Your objective | Say how many lines below have "this" in them, giving the number alone.

(Source records)
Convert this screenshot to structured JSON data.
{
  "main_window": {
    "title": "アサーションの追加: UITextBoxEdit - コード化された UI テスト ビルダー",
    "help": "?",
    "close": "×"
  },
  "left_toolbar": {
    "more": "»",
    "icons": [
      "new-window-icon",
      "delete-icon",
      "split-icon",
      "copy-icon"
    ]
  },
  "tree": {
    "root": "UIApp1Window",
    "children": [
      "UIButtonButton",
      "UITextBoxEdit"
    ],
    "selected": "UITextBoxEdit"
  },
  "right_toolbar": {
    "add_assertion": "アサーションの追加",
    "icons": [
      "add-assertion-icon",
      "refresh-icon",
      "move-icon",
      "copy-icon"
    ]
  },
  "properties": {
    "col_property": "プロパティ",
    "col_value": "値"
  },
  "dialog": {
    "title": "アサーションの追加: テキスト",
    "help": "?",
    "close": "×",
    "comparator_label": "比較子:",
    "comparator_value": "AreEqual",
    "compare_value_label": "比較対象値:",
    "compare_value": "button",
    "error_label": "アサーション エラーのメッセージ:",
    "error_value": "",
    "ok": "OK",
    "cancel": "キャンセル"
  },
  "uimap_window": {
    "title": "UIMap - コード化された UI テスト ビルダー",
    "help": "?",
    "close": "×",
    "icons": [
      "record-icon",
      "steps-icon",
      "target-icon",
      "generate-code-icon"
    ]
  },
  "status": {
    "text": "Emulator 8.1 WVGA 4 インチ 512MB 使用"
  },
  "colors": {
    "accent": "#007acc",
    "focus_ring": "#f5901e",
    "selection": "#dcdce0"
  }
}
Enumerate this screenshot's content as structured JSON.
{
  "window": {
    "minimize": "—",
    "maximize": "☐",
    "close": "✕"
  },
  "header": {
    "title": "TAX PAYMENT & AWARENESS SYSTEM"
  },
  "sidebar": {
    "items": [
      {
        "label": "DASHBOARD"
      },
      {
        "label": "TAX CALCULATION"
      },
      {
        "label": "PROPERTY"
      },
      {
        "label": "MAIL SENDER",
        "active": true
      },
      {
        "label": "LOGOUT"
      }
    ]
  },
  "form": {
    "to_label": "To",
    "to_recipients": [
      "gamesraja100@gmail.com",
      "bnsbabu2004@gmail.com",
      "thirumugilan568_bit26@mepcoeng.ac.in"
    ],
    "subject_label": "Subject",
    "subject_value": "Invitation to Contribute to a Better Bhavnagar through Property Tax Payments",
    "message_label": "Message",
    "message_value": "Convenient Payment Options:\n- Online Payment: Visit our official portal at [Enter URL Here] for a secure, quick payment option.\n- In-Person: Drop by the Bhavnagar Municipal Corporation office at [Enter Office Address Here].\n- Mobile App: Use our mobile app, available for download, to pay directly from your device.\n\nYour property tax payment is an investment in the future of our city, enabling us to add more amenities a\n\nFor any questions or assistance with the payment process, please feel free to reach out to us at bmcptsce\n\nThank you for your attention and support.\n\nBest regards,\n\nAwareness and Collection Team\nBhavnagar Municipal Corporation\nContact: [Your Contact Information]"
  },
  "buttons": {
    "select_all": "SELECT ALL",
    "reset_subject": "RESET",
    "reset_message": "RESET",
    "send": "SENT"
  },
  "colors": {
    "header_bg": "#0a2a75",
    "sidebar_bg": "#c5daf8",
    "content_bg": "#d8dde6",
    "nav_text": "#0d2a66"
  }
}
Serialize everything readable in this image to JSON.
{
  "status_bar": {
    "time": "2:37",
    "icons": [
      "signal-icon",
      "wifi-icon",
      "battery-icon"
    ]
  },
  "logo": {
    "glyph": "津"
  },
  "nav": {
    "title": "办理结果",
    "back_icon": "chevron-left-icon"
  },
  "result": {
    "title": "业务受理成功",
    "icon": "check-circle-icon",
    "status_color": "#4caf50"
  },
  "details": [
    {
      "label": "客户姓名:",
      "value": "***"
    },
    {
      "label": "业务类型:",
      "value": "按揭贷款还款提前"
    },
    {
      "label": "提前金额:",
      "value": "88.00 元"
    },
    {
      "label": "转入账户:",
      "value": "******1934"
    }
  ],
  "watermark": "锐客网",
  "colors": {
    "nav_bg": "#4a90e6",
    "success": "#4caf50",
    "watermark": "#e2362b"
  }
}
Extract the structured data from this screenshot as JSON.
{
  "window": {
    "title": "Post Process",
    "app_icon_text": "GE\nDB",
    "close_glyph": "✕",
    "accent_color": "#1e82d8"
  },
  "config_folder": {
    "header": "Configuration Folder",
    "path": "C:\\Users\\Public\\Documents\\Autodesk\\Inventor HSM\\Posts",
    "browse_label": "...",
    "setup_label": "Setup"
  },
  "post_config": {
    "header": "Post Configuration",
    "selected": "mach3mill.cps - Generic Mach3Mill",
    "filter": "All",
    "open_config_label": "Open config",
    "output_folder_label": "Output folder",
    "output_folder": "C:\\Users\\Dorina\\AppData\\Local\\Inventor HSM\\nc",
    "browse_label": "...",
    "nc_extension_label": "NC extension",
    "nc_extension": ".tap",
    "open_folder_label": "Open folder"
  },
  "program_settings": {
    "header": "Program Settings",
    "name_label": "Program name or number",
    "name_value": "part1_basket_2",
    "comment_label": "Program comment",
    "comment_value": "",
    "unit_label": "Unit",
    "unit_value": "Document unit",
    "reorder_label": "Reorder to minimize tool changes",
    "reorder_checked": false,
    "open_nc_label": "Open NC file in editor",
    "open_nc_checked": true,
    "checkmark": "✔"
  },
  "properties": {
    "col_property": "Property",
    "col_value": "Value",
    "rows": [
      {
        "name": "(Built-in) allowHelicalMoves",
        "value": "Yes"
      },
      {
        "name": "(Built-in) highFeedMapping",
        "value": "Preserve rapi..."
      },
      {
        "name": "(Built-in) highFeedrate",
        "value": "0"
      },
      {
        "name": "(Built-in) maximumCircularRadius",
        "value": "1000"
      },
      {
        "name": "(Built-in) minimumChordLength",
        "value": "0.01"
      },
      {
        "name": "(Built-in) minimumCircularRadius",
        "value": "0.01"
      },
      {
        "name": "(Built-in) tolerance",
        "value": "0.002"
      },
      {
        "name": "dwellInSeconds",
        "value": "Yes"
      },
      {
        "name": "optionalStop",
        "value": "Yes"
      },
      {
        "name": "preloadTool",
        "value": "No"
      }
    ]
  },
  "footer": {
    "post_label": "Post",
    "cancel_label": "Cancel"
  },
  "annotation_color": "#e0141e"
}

Output below | 4